   A Collection Transcribed
        and Digitized
   by Edmund Berkeley, Jr.

List of Letters | About This Collection

Electronic Text Center , University of Virginia Library


Letter from Robert Carter to Richard Oswald and Company, August 11, 1729

     Robert Carter writes to Glasgow mechants Richard Oswald and Company, August 11, 1729, to cover a bill of lading (not present) for tobacco belonging to his son John shipped on one of the company's vessels.

Letter from Robert Carter to Richard Oswald and Company, August 11, 1729

-1 -

Rappa[hannock, Lancaster County, Virginia]     
Augst 11th. 1729

Mr. Richd. Oswald & Compa


     This Serves only to enclose a bill of lading
for 12 hogsheads of Tobo on board the Martha Capt Dunlop
belonging to the Secretary to whom You Are to Accot for them
I am

              Gent --
                  your most Humble Servt:


Source copy consulted: Robert Carter Letter Book, 1727 April 13-1728 July 23, Carter Family Papers, Virginia Historical Society, Richmond.

Robert Carter generally used a return address of "Rappahannock" for the river on which he lived rather than "Corotoman," the name of his home, on his correspondence, especially to merchants abroad.

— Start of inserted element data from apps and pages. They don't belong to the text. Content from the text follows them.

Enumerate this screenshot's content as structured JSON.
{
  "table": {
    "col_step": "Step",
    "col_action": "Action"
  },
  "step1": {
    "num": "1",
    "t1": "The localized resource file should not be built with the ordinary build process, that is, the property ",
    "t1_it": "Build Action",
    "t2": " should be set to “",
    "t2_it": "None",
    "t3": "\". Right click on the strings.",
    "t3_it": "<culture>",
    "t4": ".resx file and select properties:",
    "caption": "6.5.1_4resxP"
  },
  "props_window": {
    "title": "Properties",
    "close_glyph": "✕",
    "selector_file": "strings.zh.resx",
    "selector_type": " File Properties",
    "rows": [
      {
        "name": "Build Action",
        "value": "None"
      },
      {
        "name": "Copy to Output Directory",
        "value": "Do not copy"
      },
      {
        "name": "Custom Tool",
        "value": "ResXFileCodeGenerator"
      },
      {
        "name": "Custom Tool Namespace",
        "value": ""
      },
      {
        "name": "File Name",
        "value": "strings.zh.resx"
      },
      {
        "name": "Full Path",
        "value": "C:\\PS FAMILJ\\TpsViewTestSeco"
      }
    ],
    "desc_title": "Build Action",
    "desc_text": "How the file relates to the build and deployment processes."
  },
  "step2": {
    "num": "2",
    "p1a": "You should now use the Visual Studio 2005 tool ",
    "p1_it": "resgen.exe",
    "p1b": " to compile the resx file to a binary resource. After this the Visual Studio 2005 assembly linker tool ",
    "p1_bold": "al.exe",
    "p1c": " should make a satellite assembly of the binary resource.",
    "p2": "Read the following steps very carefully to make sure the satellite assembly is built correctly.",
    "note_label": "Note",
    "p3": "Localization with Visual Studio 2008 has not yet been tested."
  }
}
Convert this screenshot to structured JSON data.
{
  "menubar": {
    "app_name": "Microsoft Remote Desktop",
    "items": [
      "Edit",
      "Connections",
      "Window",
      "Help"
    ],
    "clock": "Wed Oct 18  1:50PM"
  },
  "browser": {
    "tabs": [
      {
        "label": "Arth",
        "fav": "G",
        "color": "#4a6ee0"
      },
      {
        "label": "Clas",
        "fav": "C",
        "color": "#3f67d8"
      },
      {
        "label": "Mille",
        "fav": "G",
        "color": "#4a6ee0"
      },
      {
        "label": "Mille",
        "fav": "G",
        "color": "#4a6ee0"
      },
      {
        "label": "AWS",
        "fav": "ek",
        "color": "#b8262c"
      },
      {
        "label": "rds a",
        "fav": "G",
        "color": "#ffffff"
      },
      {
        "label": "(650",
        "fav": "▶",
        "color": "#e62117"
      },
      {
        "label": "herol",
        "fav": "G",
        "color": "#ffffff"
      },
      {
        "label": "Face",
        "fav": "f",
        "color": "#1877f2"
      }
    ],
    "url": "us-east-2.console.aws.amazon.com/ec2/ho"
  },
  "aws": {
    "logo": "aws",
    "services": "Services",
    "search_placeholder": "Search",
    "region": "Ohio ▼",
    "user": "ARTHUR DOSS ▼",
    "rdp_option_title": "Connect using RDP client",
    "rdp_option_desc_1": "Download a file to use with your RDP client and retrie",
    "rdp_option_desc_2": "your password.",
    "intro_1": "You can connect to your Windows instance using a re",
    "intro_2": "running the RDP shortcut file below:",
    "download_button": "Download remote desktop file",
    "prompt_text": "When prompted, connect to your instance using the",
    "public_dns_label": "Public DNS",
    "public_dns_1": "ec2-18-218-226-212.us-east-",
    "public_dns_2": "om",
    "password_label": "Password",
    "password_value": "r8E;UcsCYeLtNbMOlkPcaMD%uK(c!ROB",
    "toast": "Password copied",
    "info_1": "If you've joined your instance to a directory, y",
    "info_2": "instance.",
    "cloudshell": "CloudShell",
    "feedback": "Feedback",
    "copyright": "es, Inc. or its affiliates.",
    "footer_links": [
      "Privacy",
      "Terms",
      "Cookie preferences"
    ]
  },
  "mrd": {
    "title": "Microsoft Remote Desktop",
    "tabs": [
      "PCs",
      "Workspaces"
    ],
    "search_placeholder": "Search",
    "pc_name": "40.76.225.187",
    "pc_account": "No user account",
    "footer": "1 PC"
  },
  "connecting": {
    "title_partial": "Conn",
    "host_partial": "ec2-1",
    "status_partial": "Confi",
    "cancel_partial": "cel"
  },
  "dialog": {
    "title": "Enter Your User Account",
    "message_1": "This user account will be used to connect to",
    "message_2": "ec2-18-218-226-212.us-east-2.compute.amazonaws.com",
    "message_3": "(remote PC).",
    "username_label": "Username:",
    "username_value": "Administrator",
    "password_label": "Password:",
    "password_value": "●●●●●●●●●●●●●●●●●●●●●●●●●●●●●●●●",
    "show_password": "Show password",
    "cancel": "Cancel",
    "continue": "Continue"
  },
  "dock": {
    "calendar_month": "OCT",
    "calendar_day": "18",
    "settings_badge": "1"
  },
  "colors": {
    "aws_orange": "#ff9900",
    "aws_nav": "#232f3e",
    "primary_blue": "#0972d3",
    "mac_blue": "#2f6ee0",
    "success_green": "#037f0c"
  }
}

The county and colony have been added for clarity to the heading on the draft.

[1] Richard Oswald (1687-1766) was a prominent Glasgow merchant who was "involved in West Indies and Madeira trade as well as tobacco importation." In partnership with his brother Alexander, the firm owned three ships (the Martha, the Amity, and the Speedwell ) of the 41 sailing from Glasgow in 1735. ( Devine, T.M. The Tobacco Lords: A Study of the Tobacco Merchants of Glasgow and their Trading Activites c. 1740-90. [Edinburgh: John Donald Publishers Ltd]. p. 183; and "The Old Country Houses of the Old Glasgow Gentry: LXXXVII: Scotstoun." )

[2] A bill of lading is "an official detailed receipt given by the master of a merchant vessel to the person consigning the goods, by which he makes himself responsible for their safe delivery to the consignee. This document, being the legal proof of ownership of the goods, is often deposited with a creditor as security for money advanced." ( Oxford English Dictionary Online . Oxford University Press. )

This text, originally posted in 2005, was revised April 28, 2015, to add footnotes and strengthen the modern language version text.